┌─ LISTED ENTRIES

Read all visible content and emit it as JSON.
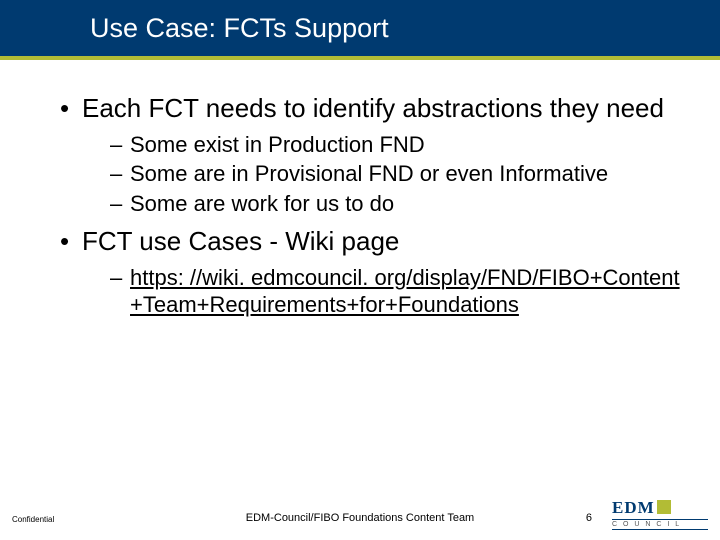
{
  "title": "Use Case: FCTs Support",
  "bullets": [
    {
      "text": "Each FCT needs to identify abstractions they need",
      "sub": [
        "Some exist in Production FND",
        "Some are in Provisional FND or even Informative",
        "Some are work for us to do"
      ]
    },
    {
      "text": "FCT use Cases - Wiki page",
      "sub_link": "https: //wiki. edmcouncil. org/display/FND/FIBO+Content+Team+Requirements+for+Foundations"
    }
  ],
  "footer": {
    "confidential": "Confidential",
    "center": "EDM-Council/FIBO Foundations Content Team",
    "page": "6",
    "logo_main": "EDM",
    "logo_sub": "C O U N C I L"
  }
}
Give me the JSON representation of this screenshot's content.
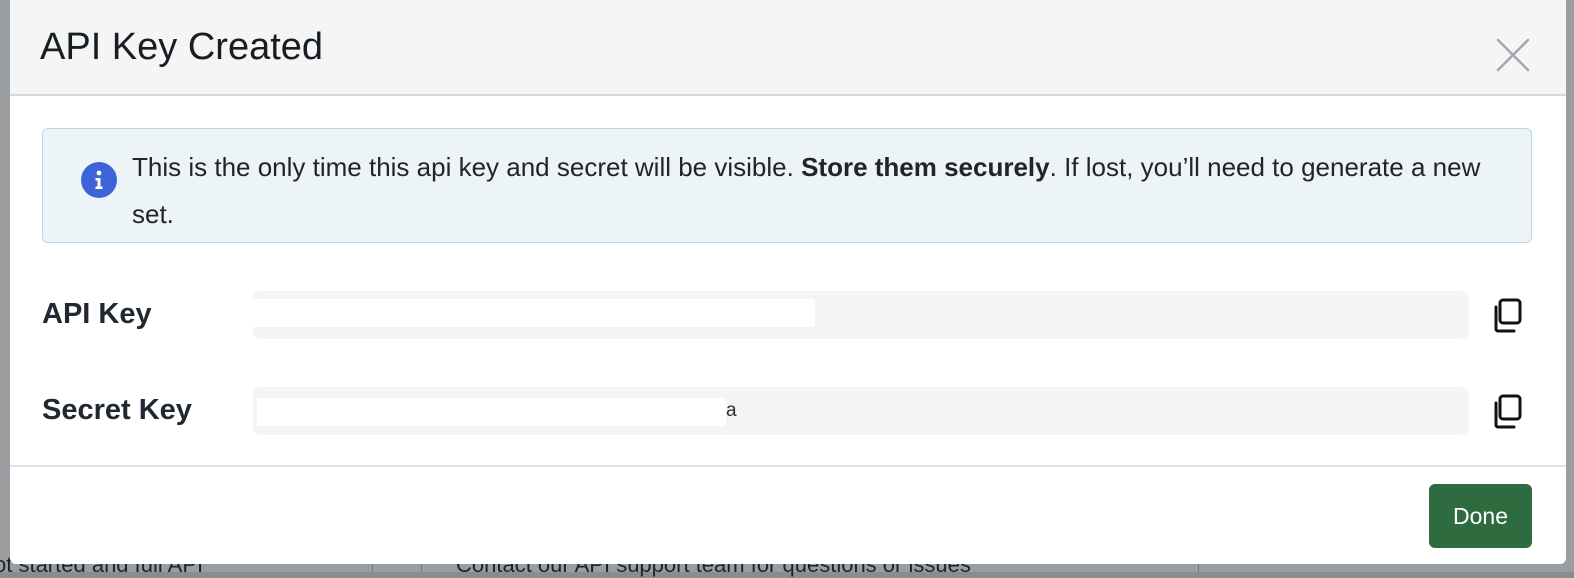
{
  "backdrop": {
    "left_text": "ot started and full API",
    "right_text": "Contact our API support team for questions or issues"
  },
  "modal": {
    "title": "API Key Created",
    "close_icon": "close-icon",
    "alert": {
      "icon": "info-icon",
      "text_before": "This is the only time this api key and secret will be visible. ",
      "text_bold": "Store them securely",
      "text_after": ". If lost, you’ll need to generate a new set."
    },
    "fields": {
      "api_key": {
        "label": "API Key",
        "value": "",
        "copy_icon": "copy-icon"
      },
      "secret_key": {
        "label": "Secret Key",
        "value": "",
        "visible_tail": "a",
        "copy_icon": "copy-icon"
      }
    },
    "footer": {
      "done_label": "Done"
    }
  },
  "colors": {
    "header_bg": "#f4f5f6",
    "alert_bg": "#edf4f8",
    "alert_border": "#b7d6ee",
    "info_icon": "#3d63d6",
    "done_button": "#2e6b3f",
    "field_bg": "#f3f4f6"
  }
}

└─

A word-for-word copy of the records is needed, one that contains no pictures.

** REPLY **
Read all visible content and emit it as JSON.
{
  "title": "Use Case: FCTs Support",
  "bullets": [
    {
      "text": "Each FCT needs to identify abstractions they need",
      "sub": [
        "Some exist in Production FND",
        "Some are in Provisional FND or even Informative",
        "Some are work for us to do"
      ]
    },
    {
      "text": "FCT use Cases - Wiki page",
      "sub_link": "https: //wiki. edmcouncil. org/display/FND/FIBO+Content+Team+Requirements+for+Foundations"
    }
  ],
  "footer": {
    "confidential": "Confidential",
    "center": "EDM-Council/FIBO Foundations Content Team",
    "page": "6",
    "logo_main": "EDM",
    "logo_sub": "C O U N C I L"
  }
}
Give me the JSON representation of this screenshot's content.
{
  "backdrop": {
    "left_text": "ot started and full API",
    "right_text": "Contact our API support team for questions or issues"
  },
  "modal": {
    "title": "API Key Created",
    "close_icon": "close-icon",
    "alert": {
      "icon": "info-icon",
      "text_before": "This is the only time this api key and secret will be visible. ",
      "text_bold": "Store them securely",
      "text_after": ". If lost, you’ll need to generate a new set."
    },
    "fields": {
      "api_key": {
        "label": "API Key",
        "value": "",
        "copy_icon": "copy-icon"
      },
      "secret_key": {
        "label": "Secret Key",
        "value": "",
        "visible_tail": "a",
        "copy_icon": "copy-icon"
      }
    },
    "footer": {
      "done_label": "Done"
    }
  },
  "colors": {
    "header_bg": "#f4f5f6",
    "alert_bg": "#edf4f8",
    "alert_border": "#b7d6ee",
    "info_icon": "#3d63d6",
    "done_button": "#2e6b3f",
    "field_bg": "#f3f4f6"
  }
}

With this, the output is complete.